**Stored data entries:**
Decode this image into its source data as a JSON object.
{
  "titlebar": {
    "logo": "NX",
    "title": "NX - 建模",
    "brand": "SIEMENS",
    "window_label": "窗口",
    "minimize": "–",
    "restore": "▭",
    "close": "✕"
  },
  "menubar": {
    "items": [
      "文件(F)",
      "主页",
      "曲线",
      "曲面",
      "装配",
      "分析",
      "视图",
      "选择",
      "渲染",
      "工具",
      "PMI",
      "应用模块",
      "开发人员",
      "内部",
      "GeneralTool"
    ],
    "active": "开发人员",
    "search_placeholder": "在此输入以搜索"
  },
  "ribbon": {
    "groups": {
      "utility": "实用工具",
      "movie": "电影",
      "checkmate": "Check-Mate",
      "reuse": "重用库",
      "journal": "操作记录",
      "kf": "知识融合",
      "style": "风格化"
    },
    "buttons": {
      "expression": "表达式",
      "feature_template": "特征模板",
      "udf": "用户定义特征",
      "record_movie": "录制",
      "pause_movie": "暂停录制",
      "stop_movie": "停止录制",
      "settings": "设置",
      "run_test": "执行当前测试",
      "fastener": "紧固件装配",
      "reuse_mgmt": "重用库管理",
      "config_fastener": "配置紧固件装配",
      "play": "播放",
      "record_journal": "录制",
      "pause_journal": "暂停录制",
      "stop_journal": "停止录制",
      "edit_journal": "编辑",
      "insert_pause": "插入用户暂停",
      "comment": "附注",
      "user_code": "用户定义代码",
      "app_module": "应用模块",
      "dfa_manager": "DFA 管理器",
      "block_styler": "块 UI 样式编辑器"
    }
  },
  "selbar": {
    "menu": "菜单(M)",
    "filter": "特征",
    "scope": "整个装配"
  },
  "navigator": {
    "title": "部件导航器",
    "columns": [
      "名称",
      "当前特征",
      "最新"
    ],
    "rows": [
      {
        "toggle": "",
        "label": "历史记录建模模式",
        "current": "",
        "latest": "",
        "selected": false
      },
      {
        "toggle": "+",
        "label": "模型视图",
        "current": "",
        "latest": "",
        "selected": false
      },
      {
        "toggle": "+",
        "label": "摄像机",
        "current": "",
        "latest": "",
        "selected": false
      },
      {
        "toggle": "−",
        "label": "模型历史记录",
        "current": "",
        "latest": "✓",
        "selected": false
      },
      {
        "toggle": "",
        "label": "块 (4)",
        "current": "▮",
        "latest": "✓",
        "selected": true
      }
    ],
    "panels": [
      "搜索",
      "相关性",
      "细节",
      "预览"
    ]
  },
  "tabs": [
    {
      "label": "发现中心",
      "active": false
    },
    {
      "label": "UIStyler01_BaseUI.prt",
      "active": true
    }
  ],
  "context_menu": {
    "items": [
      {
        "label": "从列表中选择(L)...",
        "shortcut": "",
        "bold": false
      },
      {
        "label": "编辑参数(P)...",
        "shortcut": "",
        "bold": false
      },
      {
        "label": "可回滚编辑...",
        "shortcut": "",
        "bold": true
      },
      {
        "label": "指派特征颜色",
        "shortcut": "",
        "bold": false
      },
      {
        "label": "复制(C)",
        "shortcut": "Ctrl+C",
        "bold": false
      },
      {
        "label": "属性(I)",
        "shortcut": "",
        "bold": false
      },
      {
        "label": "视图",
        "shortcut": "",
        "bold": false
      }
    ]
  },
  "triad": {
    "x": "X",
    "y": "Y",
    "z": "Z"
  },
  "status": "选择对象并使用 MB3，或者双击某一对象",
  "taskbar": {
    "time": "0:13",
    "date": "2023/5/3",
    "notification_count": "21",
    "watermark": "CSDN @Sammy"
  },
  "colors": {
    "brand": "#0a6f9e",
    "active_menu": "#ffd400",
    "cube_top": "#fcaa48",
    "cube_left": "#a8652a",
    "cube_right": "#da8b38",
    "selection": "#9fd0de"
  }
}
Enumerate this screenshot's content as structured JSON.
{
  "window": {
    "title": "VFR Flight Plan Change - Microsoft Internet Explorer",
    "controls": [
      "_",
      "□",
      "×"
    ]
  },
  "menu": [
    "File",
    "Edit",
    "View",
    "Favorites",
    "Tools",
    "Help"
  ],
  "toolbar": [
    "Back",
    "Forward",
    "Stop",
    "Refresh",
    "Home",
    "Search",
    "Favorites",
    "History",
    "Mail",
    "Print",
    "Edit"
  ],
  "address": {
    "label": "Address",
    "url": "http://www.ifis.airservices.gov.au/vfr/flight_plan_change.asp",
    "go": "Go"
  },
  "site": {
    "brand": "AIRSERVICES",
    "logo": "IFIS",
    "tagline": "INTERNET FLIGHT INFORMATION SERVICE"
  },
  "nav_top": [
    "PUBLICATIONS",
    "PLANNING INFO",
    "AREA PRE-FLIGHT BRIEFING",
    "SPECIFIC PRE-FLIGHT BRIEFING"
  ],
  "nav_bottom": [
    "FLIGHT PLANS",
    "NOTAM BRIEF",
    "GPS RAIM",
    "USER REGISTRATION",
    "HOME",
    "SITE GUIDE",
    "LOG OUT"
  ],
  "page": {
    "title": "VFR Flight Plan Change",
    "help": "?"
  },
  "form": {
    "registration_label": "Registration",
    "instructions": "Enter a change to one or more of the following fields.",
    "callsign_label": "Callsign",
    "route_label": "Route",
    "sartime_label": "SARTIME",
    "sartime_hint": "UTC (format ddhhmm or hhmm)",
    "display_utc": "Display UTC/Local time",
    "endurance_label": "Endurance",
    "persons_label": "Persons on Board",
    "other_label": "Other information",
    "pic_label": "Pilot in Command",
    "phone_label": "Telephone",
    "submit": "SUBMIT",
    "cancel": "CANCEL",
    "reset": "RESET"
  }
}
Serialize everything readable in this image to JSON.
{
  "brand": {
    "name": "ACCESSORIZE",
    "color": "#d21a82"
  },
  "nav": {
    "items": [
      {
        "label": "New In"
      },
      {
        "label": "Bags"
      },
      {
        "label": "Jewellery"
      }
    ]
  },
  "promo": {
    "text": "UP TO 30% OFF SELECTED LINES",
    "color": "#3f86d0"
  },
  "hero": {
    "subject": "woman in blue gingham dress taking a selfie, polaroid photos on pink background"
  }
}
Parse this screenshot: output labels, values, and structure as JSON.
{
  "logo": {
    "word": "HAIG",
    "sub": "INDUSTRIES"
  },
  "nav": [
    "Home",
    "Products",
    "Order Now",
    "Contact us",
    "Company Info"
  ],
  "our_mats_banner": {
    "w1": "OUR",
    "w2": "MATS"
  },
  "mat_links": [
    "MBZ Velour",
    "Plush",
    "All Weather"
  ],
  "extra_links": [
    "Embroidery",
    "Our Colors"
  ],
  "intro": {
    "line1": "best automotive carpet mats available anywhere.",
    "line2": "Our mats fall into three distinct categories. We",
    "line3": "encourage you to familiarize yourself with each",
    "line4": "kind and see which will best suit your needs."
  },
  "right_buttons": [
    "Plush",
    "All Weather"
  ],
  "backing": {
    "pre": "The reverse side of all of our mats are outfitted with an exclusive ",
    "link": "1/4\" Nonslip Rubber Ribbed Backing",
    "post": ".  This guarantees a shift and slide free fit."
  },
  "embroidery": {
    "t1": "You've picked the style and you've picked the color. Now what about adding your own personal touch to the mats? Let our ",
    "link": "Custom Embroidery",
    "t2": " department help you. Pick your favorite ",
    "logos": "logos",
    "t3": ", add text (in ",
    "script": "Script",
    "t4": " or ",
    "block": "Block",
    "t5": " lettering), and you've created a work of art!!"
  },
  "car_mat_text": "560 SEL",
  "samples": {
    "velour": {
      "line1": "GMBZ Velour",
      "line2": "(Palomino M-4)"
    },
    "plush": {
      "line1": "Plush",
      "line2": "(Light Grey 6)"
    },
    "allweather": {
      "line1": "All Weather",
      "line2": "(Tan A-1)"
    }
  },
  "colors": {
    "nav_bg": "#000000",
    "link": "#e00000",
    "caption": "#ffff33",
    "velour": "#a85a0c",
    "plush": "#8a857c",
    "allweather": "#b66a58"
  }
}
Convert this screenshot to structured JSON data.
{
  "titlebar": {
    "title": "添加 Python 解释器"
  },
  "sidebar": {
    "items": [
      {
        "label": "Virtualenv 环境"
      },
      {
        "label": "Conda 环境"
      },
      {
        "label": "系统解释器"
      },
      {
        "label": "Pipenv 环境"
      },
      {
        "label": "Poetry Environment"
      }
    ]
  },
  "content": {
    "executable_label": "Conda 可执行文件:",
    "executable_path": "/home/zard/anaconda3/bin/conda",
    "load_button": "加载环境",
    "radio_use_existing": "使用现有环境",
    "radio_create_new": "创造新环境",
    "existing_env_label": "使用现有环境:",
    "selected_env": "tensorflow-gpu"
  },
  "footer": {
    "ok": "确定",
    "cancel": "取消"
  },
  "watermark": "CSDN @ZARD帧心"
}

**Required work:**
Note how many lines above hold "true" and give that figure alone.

**Answer box:**
3